But there is another side in this arena of control. States and cities are now taking the initiative in areas of taxation, several areas of employment legislation, electronic monitoring of workers, raising wage levels, child labor laws, combating domestic violence, protecting employers from liability, and things that affect costs and subjective taxation.
State legislatures can attack more controversial issues more quickly than Congress can. Controversial legislation seems to pass more easily in state capitols because the law-making bodies tend to be smaller and closer to their constituents. When activists can't get legislation passed by Congress, they are turning to the states to get what they want.
The living wage legislation has also resulted in a few areas that would prohibit states from imposing salary levels that exceed the state minimum wage laws. The movement to pass employment discrimination about genetic testing was one of the first successes for activists. Wisconsin passed the nation's first law banning genetic testing and discrimination by employers in 1991. In 1996, New Jersey passed the first comprehensive workplace genetic discrimination laws.
In June this year, 34 states had taken some action on equal pay legislation. New Hampshire's governor signed a bill making it easier for women to bring equal pay claims in the state. In Alabama and South Dakota, legislators passed resolutions urging employers to review male and female pay patterns.
Around the country, millions of civic activists, labor unions and church leaders have come together to boost wages for low-paid workers. Ten states and the District of Columbia joined together to lobby for higher wages for low-paid workers. California, Connecticut and Maryland have made it illegal for employers to retaliate against victims of crime or domestic violence for taking time off to appear in court. In Maine, violence victims must be given leave to attend court or receive medical treatments.
In response to the growing number of working mothers, several states including Minnesota and Tennessee have passed laws requiring employers to accommodate nursing mothers who want to breast-feed their infants. It's the perceived little things that have become big things in state legislatures.
(Editor's Note: Material in this column has been obtained from news articles written by David S. Broder and Kirsten Downey Grimsley in the Washington Post national weekly edition.)

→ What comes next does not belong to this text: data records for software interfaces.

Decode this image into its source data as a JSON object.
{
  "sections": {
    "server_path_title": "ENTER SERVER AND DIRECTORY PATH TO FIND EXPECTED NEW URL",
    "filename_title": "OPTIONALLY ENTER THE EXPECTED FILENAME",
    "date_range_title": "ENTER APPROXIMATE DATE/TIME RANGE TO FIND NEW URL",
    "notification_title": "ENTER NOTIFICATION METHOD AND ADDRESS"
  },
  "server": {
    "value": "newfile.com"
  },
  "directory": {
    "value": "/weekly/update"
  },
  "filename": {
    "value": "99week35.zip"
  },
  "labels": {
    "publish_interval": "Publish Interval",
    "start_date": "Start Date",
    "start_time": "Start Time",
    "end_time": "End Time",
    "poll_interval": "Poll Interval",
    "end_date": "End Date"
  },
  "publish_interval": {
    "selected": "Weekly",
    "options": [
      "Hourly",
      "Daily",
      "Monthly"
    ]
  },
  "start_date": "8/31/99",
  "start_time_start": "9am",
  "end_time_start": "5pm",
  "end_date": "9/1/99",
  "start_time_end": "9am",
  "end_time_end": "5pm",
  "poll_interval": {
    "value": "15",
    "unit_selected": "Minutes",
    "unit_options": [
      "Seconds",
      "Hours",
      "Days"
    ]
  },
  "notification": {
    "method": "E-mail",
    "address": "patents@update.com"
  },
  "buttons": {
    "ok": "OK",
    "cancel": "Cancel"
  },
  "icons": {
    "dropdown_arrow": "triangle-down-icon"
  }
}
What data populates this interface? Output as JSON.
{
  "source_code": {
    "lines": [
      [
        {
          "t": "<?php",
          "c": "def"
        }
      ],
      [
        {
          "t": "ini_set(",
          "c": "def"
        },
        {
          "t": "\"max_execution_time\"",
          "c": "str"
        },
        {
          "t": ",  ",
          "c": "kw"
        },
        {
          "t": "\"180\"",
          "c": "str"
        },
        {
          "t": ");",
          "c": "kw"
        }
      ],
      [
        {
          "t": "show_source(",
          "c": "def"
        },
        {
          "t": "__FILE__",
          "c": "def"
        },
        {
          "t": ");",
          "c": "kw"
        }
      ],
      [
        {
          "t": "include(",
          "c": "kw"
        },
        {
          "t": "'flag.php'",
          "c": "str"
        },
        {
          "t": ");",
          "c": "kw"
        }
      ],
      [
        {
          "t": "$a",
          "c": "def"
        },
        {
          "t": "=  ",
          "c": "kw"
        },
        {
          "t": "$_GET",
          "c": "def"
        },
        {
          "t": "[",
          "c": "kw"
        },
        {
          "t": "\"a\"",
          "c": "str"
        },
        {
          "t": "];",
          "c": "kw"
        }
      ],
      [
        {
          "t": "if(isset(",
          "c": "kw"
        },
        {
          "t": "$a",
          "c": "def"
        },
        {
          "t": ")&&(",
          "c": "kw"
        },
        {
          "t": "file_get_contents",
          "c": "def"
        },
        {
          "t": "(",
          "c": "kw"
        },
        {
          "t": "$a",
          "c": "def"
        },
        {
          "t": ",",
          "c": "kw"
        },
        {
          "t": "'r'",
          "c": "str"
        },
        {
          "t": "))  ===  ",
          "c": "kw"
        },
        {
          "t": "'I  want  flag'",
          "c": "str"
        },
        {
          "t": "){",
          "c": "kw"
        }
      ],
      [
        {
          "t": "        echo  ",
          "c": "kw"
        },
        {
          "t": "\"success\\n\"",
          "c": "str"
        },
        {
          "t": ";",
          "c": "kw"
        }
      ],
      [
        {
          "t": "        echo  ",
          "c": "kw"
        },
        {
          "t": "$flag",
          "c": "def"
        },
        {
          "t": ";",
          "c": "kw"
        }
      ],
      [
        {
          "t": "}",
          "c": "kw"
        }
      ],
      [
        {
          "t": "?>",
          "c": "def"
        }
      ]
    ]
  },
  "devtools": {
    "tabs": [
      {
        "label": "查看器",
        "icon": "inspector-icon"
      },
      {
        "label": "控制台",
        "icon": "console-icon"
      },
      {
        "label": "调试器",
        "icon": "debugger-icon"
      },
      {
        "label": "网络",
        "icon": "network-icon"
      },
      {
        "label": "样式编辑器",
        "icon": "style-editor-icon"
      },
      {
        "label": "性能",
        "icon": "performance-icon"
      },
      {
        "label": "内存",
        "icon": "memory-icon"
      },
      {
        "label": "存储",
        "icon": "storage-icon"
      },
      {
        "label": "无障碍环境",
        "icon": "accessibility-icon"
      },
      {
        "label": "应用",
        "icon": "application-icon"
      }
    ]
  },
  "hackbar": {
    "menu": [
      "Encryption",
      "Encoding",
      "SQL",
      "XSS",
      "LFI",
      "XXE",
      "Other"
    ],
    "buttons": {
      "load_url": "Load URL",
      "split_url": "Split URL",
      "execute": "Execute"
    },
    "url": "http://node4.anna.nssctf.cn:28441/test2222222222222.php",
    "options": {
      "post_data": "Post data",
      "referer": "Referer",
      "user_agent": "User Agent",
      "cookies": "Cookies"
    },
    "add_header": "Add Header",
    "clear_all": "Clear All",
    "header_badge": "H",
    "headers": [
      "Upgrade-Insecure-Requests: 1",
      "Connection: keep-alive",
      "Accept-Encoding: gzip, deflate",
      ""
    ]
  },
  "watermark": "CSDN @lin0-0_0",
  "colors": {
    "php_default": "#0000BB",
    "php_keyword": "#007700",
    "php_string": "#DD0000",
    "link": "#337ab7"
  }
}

On the lighter side...
The bottom line
A woman went to visit a friend who was babysitting her 6-year-old grandson and the newest arrival, a granddaughter. She hadn't seen the baby girl, and when she arrived at the house, the little boy said, "Come see my sister."
The lad then led his grandmother's friend into the nursery, where the baby had been put down for a nap. "She's beautiful," said the friend. "And I'll bet she's already spoiled."
The baby's big brother thought for a moment, then replied, "Naw, she's not spoiled. She smelled like that when they brought her home from the hospital."
Middle of the road
You've reached middle age when you're not inclined to exercise anything but caution.
-- Saturday Evening Post